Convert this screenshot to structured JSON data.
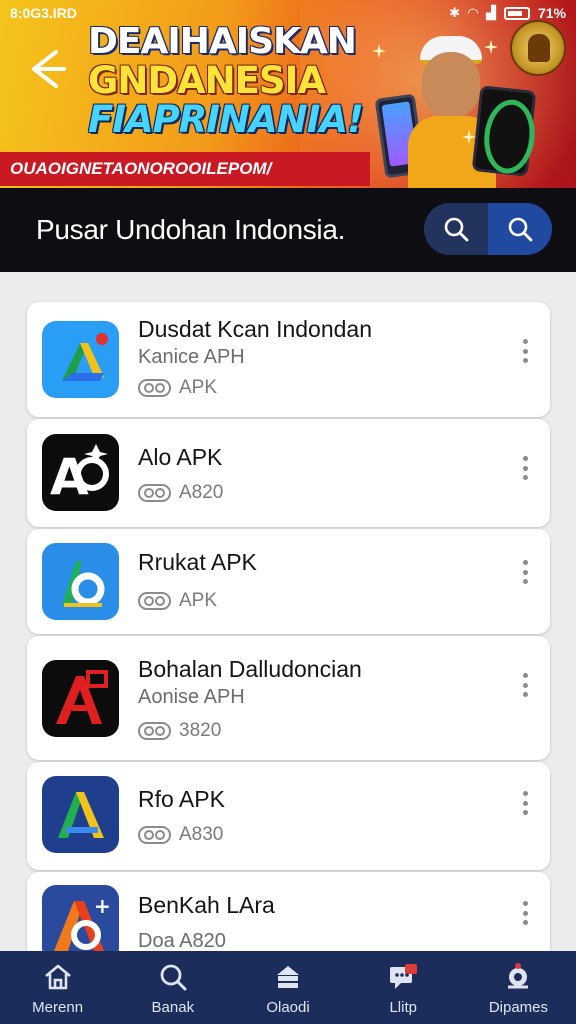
{
  "status_bar": {
    "left": "8:0G3.IRD",
    "right": "71%"
  },
  "banner": {
    "headline": [
      "DEAIHAISKAN",
      "GNDANESIA",
      "FIAPRINANIA!"
    ],
    "promo": "OUAOIGNETAONOROOILEPOM/"
  },
  "header": {
    "title": "Pusar Undohan Indonsia."
  },
  "apps": [
    {
      "name": "Dusdat Kcan Indondan",
      "sub": "Kanice APH",
      "meta": "APK",
      "icon": "google-drive-style-app-icon"
    },
    {
      "name": "Alo APK",
      "sub": "",
      "meta": "A820",
      "icon": "black-a-letter-app-icon"
    },
    {
      "name": "Rrukat APK",
      "sub": "",
      "meta": "APK",
      "icon": "blue-b-letter-app-icon"
    },
    {
      "name": "Bohalan Dalludoncian",
      "sub": "Aonise APH",
      "meta": "3820",
      "icon": "red-a-letter-app-icon"
    },
    {
      "name": "Rfo APK",
      "sub": "",
      "meta": "A830",
      "icon": "navy-a-letter-app-icon"
    },
    {
      "name": "BenKah LAra",
      "sub": "",
      "meta": "Doa A820",
      "icon": "gradient-a-letter-app-icon"
    }
  ],
  "nav": [
    {
      "label": "Merenn",
      "icon": "home-icon"
    },
    {
      "label": "Banak",
      "icon": "search-icon"
    },
    {
      "label": "Olaodi",
      "icon": "store-icon"
    },
    {
      "label": "Llitp",
      "icon": "chat-icon"
    },
    {
      "label": "Dipames",
      "icon": "profile-icon"
    }
  ],
  "colors": {
    "header_bg": "#0d0d12",
    "nav_bg": "#1c2d5c",
    "search_bg": "#1f4aa0",
    "promo_bg": "#c91a24"
  }
}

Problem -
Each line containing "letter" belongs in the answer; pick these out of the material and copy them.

Solution for this task -
      "icon": "black-a-letter-app-icon"
      "icon": "blue-b-letter-app-icon"
      "icon": "red-a-letter-app-icon"
      "icon": "navy-a-letter-app-icon"
      "icon": "gradient-a-letter-app-icon"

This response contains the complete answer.